Studebakers in the La Carrera Panamericana
If you’re planning on entering the La Carrera Panamericana, don’t discount racing a Studebaker. In the four period races from 1950-’54, larger, V8-powered American cars did well—but since the flat out event was revived in the late ’80s, Studebakers have won something like 80% of the time. (And the Raymond Loewy-designed 1953 Studebaker Champion Regal Starliner is the Studebaker to have.)
Volvos in long-distance rally
This is important to note: when people say “Volvos are reliable,” it’s built on a reputation, not on opinion. Its classic lineup is generally robust, but the the 122 “Amazon” and 240 are the tickets to long-term automotive monogamy. In long-distance rally competition, the Volvo drivers would not only win, but in the sport’s early years when roads were roughest, they’d often be among only a handful of finishers.
The Shelby Daytona Coupe at Le Mans

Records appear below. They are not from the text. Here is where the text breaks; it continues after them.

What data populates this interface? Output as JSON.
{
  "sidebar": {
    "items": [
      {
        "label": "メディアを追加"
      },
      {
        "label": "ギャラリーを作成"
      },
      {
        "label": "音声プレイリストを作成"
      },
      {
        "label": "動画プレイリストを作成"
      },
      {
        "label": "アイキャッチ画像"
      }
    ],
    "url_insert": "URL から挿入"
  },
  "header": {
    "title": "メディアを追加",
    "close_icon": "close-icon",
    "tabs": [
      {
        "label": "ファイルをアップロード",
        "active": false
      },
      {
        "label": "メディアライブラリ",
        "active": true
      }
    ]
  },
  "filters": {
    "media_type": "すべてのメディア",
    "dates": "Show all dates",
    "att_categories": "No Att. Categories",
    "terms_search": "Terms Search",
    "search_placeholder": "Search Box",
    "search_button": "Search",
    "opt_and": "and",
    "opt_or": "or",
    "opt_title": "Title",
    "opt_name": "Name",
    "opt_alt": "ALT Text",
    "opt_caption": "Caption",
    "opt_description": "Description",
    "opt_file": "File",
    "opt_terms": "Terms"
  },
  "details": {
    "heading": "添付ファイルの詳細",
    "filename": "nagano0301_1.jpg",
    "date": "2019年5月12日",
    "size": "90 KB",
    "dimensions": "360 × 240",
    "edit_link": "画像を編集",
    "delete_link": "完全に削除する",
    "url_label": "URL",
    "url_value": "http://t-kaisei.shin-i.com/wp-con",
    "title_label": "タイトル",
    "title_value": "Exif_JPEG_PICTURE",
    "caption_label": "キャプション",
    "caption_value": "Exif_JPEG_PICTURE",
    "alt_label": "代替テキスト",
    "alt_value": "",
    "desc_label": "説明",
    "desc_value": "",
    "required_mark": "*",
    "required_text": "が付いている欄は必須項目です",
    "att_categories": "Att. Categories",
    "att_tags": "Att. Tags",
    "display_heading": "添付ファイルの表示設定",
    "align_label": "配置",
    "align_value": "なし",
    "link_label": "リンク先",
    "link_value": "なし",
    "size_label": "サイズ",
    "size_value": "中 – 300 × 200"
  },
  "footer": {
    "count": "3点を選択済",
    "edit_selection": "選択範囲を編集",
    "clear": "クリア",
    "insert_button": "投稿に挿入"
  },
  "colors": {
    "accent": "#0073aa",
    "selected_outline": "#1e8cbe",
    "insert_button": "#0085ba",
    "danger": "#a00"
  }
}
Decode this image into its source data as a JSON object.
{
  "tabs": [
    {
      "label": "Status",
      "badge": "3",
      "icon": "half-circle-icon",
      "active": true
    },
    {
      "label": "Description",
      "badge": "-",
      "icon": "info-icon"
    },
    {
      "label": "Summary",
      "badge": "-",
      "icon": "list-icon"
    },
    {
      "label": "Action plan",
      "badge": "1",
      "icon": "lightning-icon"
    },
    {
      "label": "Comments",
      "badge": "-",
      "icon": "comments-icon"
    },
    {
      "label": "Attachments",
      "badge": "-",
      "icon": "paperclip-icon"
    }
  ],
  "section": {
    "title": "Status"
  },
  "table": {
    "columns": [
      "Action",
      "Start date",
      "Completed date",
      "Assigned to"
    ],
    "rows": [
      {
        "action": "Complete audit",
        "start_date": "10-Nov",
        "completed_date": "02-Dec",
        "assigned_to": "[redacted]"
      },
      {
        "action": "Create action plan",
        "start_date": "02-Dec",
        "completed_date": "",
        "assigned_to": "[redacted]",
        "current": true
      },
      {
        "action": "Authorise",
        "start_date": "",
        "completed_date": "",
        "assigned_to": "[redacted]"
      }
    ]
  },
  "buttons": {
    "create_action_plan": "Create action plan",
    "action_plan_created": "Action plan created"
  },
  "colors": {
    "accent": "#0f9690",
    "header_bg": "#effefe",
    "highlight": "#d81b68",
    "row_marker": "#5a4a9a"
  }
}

One of my favorite bits of Daytona Coupe lore is that until it was tested and Peter Brock’s Wunibald Kamm-inspired aerodynamic shape was proven to be much faster than the regular open-top Cobra, even Carroll Shelby and many mechanics were skeptical that such a silly shape would be any good on the race track.
Once they were convinced, the groundbreaking car had to turn only a few laps in anger before its competition realized that this odd-looking Shelby was actually one of the fastest sports racing cars the world had ever seen—and stable at high speeds right out of the box, unlike the first iterations of the Ford GT40.